New London — The mayor vetoed a City Council ordinance Thursday that would have required the police department to have four K-9 teams, but said he would work with the police union to create a two-dog K-9 unit.
Mayor Daryl Justin Finizio said the ordinance passed by the City Council Aug. 5 violates the City Charter and is an attempt to micromanage the police department. In a three-page explanation of the veto submitted to the City Clerk Thursday afternoon, Finizio also said the ordinance is an unfunded mandate that the city cannot afford, and it interferes with collective bargaining with the police union.
But in an effort to move forward, after speaking with police department administration, Finizio said, he felt there was enough money in the budget for two dogs.
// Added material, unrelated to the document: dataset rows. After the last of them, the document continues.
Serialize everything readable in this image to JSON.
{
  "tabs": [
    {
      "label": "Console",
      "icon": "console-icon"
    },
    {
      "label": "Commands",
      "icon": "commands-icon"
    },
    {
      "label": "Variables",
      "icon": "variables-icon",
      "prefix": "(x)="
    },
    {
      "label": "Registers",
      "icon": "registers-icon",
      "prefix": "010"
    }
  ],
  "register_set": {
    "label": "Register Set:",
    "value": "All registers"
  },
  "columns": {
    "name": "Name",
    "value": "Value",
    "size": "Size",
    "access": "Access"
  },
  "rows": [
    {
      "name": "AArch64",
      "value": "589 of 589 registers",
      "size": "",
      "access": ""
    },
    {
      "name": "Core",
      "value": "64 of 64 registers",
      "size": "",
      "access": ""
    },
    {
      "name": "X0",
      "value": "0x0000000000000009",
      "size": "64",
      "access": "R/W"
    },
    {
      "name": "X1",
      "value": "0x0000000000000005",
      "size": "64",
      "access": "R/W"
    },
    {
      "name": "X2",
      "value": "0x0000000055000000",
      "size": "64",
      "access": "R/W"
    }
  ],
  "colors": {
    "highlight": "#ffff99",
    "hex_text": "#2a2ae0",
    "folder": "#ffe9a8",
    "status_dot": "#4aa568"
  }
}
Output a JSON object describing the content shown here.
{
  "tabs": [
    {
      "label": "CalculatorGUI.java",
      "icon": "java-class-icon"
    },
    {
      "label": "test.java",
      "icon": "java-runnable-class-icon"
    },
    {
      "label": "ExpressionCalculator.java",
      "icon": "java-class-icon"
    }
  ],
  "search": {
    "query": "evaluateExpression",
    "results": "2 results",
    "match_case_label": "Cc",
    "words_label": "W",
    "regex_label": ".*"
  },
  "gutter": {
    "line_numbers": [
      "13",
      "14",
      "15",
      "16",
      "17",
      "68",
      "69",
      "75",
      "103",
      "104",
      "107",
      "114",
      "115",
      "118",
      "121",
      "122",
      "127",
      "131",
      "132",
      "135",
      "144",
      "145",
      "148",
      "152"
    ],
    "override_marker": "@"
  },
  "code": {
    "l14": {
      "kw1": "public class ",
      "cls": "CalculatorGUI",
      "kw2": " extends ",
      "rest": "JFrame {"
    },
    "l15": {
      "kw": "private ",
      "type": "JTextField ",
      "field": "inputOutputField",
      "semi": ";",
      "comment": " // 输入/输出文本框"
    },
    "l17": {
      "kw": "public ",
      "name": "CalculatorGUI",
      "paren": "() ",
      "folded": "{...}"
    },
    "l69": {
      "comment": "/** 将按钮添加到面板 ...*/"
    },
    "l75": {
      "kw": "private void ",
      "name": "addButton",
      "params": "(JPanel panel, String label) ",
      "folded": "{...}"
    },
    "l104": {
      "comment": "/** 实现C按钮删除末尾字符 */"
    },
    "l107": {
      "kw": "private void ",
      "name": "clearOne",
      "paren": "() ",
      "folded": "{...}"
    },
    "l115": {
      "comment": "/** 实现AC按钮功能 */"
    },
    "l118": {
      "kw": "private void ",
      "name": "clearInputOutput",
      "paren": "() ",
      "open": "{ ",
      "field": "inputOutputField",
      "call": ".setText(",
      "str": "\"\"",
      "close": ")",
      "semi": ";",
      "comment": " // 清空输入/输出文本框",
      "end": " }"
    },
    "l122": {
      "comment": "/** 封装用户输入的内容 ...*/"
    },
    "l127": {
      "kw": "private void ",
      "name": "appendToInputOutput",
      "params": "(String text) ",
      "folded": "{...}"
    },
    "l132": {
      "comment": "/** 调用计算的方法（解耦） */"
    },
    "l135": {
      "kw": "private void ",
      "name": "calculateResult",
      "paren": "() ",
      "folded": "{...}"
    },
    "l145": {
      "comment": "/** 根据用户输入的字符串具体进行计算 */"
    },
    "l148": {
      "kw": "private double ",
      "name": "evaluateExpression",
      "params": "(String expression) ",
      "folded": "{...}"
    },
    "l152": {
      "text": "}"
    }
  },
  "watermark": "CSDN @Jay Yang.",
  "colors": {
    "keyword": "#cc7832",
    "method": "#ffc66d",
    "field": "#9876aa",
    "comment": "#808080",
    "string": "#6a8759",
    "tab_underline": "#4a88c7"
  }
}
"Although, I maintain the view that even these resources could be better used on other law enforcement needs, I believe that the views of the Council and the union should be respected in an attempt to reach a reasonable compromise to allow our city to move beyond this debate,'' Finizio said in the explanation.
"If the veto of this Ordinance is sustained, I certify I will seek language in the new contract that expands the minimum K-9 requirement from one to two active units,'' Finizio said in a prepared statement. "This will double the existing contractual mandate for a K-9 program."
Jane Glover, the city's chief administrative officer, and police Deputy Chief Peter Reichard, also objected to the ordinance. Glover echoed Finizio's reasons. Reichard added that the department cannot afford four K-9 units. The estimated cost to maintain three dogs is nearly $69,000 a year, he said.
"... based on the current financial state of the department and the level of crime observed ... increasing the size of the canine unit was not feasible and in its present state the current unit does not provide an adequate service to the City of New London,'' Reichard wrote in an Aug. 12 memo to the mayor.
The council fought against the reduction of the K-9 unit in last year's budget, only to see the unit reduced this year to one dog. The mayor has made no secret of his disapproval of the patrol dogs, citing past complaints from bite victims.
Earlier this year, Finizio retired Bessie, a bloodhound that had been used for tracking, after her handler took a job with the state police. He also retired Buck, a patrol dog cross-trained in narcotics detection, for medical reasons. Finizio has since agreed to bring back Bessie, who has been in a kennel in Norwich for the past two months. Bessie is trained to track trace scents for extended period of times.
The other K-9 in the department is Jasper, a German shepherd assigned to Officer Todd Lynch, who is certified as a police dog trainer and is head of the department's K-9 unit. Jasper is trained in tracking, handler protection, deterrence and evidence recovery.
In response to public pressure, after the mayor announced that the department was going to have only the one K-9 unit required by the police union contract, the council passed the ordinance requiring four dogs. It previously had passed a non-binding resolution recommending the police have four K-9 units.
The ordinance was approved unanimously at the council's Aug. 5 meeting, despite an opinion from the city attorney that it violated Sections 40 and 37 of the City Charter.
Attorney Jeffrey T. Londregan wrote that the proposed ordinance was an attempt to dictate how the police department operates and what assets it must maintain. Under the charter, the mayor, who is the chief executive of the city, controls the police department. The council cannot "dictate, or attempt to dictate" the way the mayor manages the city and its staff, Londregan wrote.
A motion to override the veto will be discussed at a City Council meeting Monday. The council needs six out of seven votes to override a veto.
While the vote on the ordinance was unanimous, two councilors, Wade A. Hyslop Jr. and Donald Macrino, said last week they would not support a veto override.